James Dean’s Death is Surrounded With Conspiracy Theories
James Dean was an iconic actor of the 50s, becoming the poster boy for teenage rebellion thanks to his fast living and typecasting as tough-but-sensitive bad boys. At only 24, Dean was tragically killed in a car accident shortly after filming wrapped on the movie Giant, taking the life of one of Hollywood’s biggest stars before he even had a chance to rise. Despite being a fairly open and shut case, rumors and conspiracies still surround the actor’s untimely demise to this day.
James Dean was an icon of boomer youth culture
As recapped by Biography.com, Dean got his start doing commercials, minor TV work, and uncredited roles in movies, all leading up to his work on Broadway. From there, he starred in the John Steinbeck adaption, East of Eden, making him a sensation almost overnight. As a result of his popularity and skill at playing the rebellious Cal, Dean would be cast as Jim (his most famous role) in Rebel Without a Cause, following it up by playing against type as Jett in the aforementioned Giant, the latter two films both released after his death.
Dean’s raw, passionate performances spoke to many of the Baby Boomers who saw his work. In Rebel in particular, he and the other stars embodied a kind of restlessness and dissatisfaction with life that few other forms of media even acknowledged.
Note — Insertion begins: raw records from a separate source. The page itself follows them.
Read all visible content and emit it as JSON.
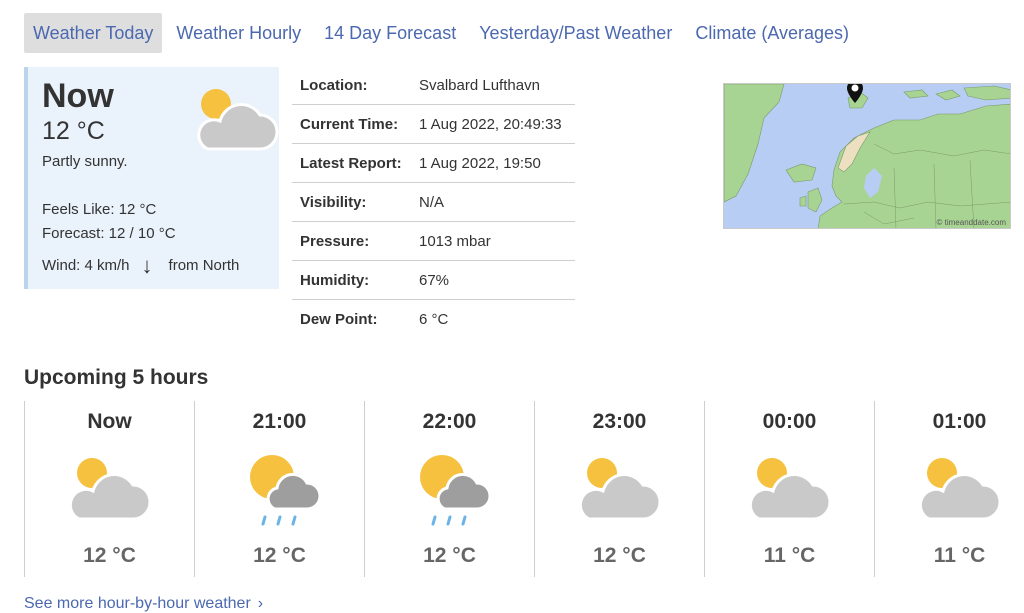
{
  "tabs": [
    {
      "label": "Weather Today",
      "active": true
    },
    {
      "label": "Weather Hourly"
    },
    {
      "label": "14 Day Forecast"
    },
    {
      "label": "Yesterday/Past Weather"
    },
    {
      "label": "Climate (Averages)"
    }
  ],
  "now": {
    "title": "Now",
    "temp": "12 °C",
    "desc": "Partly sunny.",
    "feels_like": "Feels Like: 12 °C",
    "forecast": "Forecast: 12 / 10 °C",
    "wind": "Wind: 4 km/h",
    "wind_dir": "from North",
    "icon": "partly-sunny-icon"
  },
  "details": [
    {
      "label": "Location:",
      "value": "Svalbard Lufthavn"
    },
    {
      "label": "Current Time:",
      "value": "1 Aug 2022, 20:49:33"
    },
    {
      "label": "Latest Report:",
      "value": "1 Aug 2022, 19:50"
    },
    {
      "label": "Visibility:",
      "value": "N/A"
    },
    {
      "label": "Pressure:",
      "value": "1013 mbar"
    },
    {
      "label": "Humidity:",
      "value": "67%"
    },
    {
      "label": "Dew Point:",
      "value": "6 °C"
    }
  ],
  "map": {
    "credit": "© timeanddate.com"
  },
  "upcoming": {
    "title": "Upcoming 5 hours",
    "hours": [
      {
        "time": "Now",
        "temp": "12 °C",
        "icon": "partly-sunny-icon"
      },
      {
        "time": "21:00",
        "temp": "12 °C",
        "icon": "sun-rain-icon"
      },
      {
        "time": "22:00",
        "temp": "12 °C",
        "icon": "sun-rain-icon"
      },
      {
        "time": "23:00",
        "temp": "12 °C",
        "icon": "partly-sunny-icon"
      },
      {
        "time": "00:00",
        "temp": "11 °C",
        "icon": "partly-sunny-icon"
      },
      {
        "time": "01:00",
        "temp": "11 °C",
        "icon": "partly-sunny-icon"
      }
    ]
  },
  "more_link": "See more hour-by-hour weather",
  "colors": {
    "link": "#4b68b0",
    "sun": "#f5c13e",
    "cloud": "#c9c9c9",
    "rain": "#6cb3e8",
    "card_bg": "#eaf2fb"
  }
}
As a result, Dean has lived on long after his death, remaining a major cultural touchstone for multiple generations.
People believe Dean somehow faked his death
HuffPost summarized one of the more popular Dean conspiracies, its supporters claiming that the car crash that sent his passenger (mechanic Rolf Wutherich) to the hospital would not have been able to kill him. Forensics experts that they are, they claim that the car wasn’t moving fast enough to break Dean’s neck, as the actual coroners that examined the body reported.
Supposedly, the actor did all of this to simply run off somewhere and live a normal life, apparently deciding that crashing his car midway to a race in Salinas he was planning to compete in would be the perfect cover. In truth, though, conspiracies like this are more likely a reaction to how sudden and tragic Dean’s passing was. Even in his short time acting, he’d become an icon to teenagers across the country, so the idea that he might have quietly disappeared to become another face in the crowd was a lot more comforting than confronting just how random and cruel life can be.
Dean’s car had its own conspiracies
Not only is Dean himself plagued with conspiracies around his death, even his car can’t escape this legacy. Motor Biscuit discusses the strange fate of Dean’s Porsche 550 Spyder he drove that night, noting its connection to several confirmed and rumored incidents after its owner’s death.
Following the crash, Dean’s insurance company took possession of the Spyder, only to dump it in a Burbank salvage yard. There, it was bought by a doctor named William Eschrich, who wanted to refit the Spyder’s engine into his own racecar. Additionally, he took out the car’s transmission and gifted it to friend and fellow racer, Tom McHenry.
A year after Dean’s death, the two raced together in the Pomona Sports Car Races. Partway into the race, Eschrich’s car ran over some gravel that caused him to crash, severely injuring him. McHenry’s steering stopped working for unknown reasons, the car going out of control and fatally colliding with a tree. Both of these accidents were blamed on the salvaged parts from Dean’s Spyder.
Now dubbed a cursed vehicle, the Spyder was sold to George Barris, the famous Hollywood custom car designer who had modified the car originally. Though he intended to fix it up, he quickly found it to be beyond repair. Instead, he decided to loan the car out for presentations.
Things only got creepier from there. For the next few years, the car was rumored to be at the center of several major disasters. Unconfirmed reports of garages burning down around it, people being crushed by it while it was in transport, exhibits collapsing while it was being displayed, and more started to come in. To top it all off, the remains of the vehicle disappeared in 1960 while it was being moved from Miami to Los Angeles.
To this day, no one knows where the Spyder went. While the conspiracies around Dean’s death are pretty unbelievable, the ultimate fate of his car gives people a lot more to work with.